To identify natural, cultured, and imitation pearls, gemologists use tests and equipment ranging from the simplest to the most sophisticated.
The tooth test:
One of the fastest ways to distinguish between imitation pearls and natural or cultured pearls is the tooth test. Rub the beads lightly across the cutting edge of your teeth. The surfaces of natural and cultured pearls both have a slightly gritty feel. Imitations feel smooth or slippery on the teeth.
Blinking and candling test:
Separating natural from cultured pearls is now less a problem than it was in the early 1900s when cultured pearls were introduced. Today most pearls on the market are cultured. Natural pearls, both rare and expensive, occasionally crop up (usually as seed pearls in antique jewelry).
Two techniques, blinking and candling, can reveal the shell nucleus of a bead-nucleated cultured pearl. (It’s almost impossible, however, to prove natural origin without X-radiography).
With blinking, you rotate the strand under intense light. As you do this, you look for a flash at the point of rotation where the light passing through the nacre reflects back off the surface of the nucleus (perpendicular to the parallel layers in the shell bead).
With candling, you shine a narrow beam of intense light through the pearl from behind. At a certain point as you rotate the strand, the light passes between the parallel layers of the shell nucleus.
Blinking and candling can prove a strand is cultured. But the absence of a blink does not prove it is natural. If the nacre is very thick, or if the pearl formed around a tiny piece of implanted mantle tissue, there will be no blinking.
Magnification with 10X lens
By examining under magnification the area around the drill hole of a pearl, you can get a few more clues about its origin (cultured, natural, or imitation) Imitation pearls are frequently strung without knots between them. So the coating around the drill hole chips and flakes, revealing the glass bead underneath. Cultured pearls have a different look. Before the mollusk coats the nucleus with nacre, it lays down a layer of dark, non-lustrous material called conchiolin. If you shine light down the drill hole and look into it, you can often see this layer is not always visible. So you must look at many pearls on the strand.
X-radiography proves a strand of pearls to be natural or cultured. As X-rays pass through a cultured pearl, the conchiolin passes them, while the bead nucleus and nacre both transmit them less easily. Thus the tester can see the separation between the nucleus and nacre. Also, the nucleus is slightly more opaque to the X-rays than the nacre and gives a lighter image on the X-radiograph.
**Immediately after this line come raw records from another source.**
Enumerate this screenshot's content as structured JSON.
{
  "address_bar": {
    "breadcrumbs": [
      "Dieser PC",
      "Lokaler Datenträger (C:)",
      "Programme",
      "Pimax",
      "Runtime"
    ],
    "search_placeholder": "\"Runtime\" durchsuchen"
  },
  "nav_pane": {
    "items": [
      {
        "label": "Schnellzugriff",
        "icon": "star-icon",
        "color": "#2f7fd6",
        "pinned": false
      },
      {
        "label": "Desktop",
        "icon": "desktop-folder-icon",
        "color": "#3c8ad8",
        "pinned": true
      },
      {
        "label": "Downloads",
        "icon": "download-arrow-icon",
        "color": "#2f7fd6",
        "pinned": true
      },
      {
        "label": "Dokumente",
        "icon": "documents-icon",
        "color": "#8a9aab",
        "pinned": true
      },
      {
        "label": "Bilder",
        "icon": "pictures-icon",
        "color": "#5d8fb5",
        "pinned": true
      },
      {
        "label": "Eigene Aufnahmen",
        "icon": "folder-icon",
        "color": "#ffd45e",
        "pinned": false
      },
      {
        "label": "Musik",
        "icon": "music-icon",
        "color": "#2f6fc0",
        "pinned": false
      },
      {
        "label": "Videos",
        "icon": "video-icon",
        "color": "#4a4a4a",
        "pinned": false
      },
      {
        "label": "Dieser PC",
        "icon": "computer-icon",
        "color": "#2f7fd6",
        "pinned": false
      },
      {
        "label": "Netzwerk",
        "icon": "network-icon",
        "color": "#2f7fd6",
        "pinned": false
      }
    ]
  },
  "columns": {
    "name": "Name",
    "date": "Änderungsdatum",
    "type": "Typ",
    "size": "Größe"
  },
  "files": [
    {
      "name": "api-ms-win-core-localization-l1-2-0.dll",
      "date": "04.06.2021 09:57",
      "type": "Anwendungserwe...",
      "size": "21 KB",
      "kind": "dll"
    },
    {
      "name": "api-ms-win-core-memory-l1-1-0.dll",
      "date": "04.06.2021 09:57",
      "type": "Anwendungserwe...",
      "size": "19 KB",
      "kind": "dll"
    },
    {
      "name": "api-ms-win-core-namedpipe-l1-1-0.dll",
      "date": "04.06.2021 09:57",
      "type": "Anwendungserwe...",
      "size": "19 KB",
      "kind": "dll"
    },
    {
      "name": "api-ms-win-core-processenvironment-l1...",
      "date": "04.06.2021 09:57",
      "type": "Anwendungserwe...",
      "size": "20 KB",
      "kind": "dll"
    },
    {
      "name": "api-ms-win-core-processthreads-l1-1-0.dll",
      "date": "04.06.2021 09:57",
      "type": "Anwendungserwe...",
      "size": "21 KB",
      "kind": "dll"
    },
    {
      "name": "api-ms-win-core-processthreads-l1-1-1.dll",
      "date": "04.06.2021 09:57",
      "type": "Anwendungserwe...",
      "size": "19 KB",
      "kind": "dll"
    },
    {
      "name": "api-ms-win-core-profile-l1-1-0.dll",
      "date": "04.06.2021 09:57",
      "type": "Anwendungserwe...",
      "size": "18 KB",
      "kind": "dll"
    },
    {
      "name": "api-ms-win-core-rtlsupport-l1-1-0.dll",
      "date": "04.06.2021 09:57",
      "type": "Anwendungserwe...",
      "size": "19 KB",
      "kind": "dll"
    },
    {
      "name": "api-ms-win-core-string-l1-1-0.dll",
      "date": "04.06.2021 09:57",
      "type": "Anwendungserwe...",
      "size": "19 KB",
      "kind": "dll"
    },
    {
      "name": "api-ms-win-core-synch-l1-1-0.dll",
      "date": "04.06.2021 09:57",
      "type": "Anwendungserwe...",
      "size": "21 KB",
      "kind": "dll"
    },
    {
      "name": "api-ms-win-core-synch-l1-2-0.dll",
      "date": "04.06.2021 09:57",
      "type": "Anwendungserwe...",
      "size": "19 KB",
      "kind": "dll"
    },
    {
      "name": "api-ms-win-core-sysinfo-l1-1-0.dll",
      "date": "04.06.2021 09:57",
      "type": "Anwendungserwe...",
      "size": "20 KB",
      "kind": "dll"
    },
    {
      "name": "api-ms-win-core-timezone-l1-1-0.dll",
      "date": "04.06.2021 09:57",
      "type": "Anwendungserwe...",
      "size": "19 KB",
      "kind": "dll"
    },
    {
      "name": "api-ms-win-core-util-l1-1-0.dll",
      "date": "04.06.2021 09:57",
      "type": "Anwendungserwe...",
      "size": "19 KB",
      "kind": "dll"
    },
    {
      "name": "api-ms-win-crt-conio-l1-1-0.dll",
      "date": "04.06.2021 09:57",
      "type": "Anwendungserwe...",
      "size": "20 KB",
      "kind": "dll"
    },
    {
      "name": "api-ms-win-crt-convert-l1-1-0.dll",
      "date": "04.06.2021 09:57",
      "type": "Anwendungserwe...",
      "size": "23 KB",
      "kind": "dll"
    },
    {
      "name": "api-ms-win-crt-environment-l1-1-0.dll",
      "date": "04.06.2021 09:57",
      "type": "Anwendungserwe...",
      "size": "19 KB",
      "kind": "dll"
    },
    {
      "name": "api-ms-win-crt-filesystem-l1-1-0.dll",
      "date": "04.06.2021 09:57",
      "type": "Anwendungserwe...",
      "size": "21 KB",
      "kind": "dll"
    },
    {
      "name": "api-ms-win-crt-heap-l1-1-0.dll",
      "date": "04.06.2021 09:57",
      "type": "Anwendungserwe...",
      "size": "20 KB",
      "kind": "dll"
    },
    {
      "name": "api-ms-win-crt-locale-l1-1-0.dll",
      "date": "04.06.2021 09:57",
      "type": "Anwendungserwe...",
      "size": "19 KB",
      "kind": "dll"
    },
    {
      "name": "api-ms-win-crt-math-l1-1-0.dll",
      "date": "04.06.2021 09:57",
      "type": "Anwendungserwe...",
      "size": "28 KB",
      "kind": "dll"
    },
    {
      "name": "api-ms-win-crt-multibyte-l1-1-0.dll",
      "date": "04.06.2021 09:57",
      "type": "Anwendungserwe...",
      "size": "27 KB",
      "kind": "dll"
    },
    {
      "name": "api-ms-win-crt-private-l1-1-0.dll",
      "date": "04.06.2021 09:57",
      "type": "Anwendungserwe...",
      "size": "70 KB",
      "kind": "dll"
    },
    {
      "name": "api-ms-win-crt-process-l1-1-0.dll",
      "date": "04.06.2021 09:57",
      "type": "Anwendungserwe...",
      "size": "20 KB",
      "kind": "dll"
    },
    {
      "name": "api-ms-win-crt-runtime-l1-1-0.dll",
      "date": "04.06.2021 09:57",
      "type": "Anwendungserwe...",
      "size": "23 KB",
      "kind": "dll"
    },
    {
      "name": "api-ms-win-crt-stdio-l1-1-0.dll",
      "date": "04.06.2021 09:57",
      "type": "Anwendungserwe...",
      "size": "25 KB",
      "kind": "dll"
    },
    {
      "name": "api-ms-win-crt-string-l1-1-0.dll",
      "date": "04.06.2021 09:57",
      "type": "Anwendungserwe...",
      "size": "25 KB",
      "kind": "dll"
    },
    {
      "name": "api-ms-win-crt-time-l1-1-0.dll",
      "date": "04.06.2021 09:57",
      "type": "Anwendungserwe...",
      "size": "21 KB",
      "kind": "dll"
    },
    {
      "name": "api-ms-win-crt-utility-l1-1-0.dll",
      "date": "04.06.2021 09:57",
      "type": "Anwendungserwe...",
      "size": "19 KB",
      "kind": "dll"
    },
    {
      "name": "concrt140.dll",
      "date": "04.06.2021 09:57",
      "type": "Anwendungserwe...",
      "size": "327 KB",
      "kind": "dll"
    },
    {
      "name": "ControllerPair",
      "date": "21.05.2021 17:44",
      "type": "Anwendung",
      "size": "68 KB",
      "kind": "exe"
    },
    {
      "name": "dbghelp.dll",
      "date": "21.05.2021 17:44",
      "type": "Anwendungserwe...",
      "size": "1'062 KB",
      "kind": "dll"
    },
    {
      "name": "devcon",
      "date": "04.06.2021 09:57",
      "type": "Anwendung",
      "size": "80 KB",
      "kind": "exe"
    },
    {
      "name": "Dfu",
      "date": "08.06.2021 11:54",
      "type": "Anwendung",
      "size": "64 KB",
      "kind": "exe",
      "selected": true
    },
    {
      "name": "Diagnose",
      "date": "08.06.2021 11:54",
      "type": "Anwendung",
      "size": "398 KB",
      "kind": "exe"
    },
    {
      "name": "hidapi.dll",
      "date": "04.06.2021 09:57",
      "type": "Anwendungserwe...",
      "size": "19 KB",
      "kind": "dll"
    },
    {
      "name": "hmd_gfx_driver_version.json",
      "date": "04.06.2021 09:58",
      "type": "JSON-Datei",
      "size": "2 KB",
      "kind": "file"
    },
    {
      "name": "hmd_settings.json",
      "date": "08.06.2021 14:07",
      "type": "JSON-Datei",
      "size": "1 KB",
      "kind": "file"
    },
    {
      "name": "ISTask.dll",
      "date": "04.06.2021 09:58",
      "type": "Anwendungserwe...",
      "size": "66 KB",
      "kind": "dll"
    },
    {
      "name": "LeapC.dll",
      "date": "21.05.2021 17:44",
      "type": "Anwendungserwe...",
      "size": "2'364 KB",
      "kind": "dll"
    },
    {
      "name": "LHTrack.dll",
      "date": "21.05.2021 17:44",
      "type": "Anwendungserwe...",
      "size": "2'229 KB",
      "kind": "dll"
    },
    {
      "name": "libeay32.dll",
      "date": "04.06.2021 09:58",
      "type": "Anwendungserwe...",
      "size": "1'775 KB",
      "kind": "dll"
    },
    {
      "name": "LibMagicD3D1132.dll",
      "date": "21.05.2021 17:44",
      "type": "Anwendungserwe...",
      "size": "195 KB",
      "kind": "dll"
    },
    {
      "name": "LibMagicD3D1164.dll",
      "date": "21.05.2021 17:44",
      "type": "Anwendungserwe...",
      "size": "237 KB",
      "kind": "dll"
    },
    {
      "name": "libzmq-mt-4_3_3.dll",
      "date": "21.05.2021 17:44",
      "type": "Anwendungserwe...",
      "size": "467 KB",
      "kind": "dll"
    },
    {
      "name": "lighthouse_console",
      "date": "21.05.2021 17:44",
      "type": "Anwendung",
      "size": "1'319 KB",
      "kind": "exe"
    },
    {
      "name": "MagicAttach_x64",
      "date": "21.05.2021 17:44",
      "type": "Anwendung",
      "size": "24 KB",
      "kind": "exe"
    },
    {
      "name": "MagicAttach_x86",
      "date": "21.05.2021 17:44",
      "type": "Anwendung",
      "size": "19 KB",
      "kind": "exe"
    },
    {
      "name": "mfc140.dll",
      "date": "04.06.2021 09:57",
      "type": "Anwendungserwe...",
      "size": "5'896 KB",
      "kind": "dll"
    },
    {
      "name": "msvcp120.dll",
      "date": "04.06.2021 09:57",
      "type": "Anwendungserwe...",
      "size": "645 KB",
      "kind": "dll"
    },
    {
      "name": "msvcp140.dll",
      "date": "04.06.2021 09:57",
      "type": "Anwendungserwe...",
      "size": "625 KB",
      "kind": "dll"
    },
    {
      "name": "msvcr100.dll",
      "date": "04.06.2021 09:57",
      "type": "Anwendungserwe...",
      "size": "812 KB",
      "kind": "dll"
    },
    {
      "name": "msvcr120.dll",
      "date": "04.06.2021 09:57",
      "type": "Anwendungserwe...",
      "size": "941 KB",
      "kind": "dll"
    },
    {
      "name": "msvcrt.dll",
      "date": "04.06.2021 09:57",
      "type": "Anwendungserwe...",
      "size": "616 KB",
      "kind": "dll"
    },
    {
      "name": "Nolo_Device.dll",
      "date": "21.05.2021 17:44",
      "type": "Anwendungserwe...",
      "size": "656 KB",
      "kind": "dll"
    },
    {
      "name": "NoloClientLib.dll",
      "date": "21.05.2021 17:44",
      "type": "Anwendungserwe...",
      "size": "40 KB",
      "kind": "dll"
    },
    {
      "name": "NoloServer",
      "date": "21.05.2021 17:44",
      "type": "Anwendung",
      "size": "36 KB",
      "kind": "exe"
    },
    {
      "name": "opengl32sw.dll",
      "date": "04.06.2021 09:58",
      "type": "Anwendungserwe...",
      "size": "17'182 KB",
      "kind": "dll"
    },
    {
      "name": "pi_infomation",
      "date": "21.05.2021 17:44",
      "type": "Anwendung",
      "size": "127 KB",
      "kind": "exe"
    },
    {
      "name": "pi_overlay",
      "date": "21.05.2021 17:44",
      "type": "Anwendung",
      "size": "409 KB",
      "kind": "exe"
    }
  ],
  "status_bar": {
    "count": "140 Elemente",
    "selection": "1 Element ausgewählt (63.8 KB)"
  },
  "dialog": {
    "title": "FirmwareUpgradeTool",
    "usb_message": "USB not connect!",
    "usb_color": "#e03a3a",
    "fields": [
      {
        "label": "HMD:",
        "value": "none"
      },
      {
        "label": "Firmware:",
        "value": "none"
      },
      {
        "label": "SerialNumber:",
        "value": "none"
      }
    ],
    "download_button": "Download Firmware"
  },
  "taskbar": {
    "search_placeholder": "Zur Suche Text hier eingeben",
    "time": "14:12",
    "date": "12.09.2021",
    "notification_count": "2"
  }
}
X-ray fluorescence by itself may give a strong indication (but not positive proof) that a strand is cultured. Used in conjunction with X-radiography, visible fluorescence to W-rays gives important information about whether the pearl is cultured or natural. The presence of fluorescence and its strength lets us distinguish between saltwater and freshwater pearls. Natural saltwater pearls do not fluoresce to X-rays at all. Because saltwater cultured pearls are usually nucleated with a freshwater mollusk bead, most of them fluoresce through their relatively thin nacre. If the nacre is very thick, as with the South Sea cultured pearl, they may fluoresce weakly, or not at all.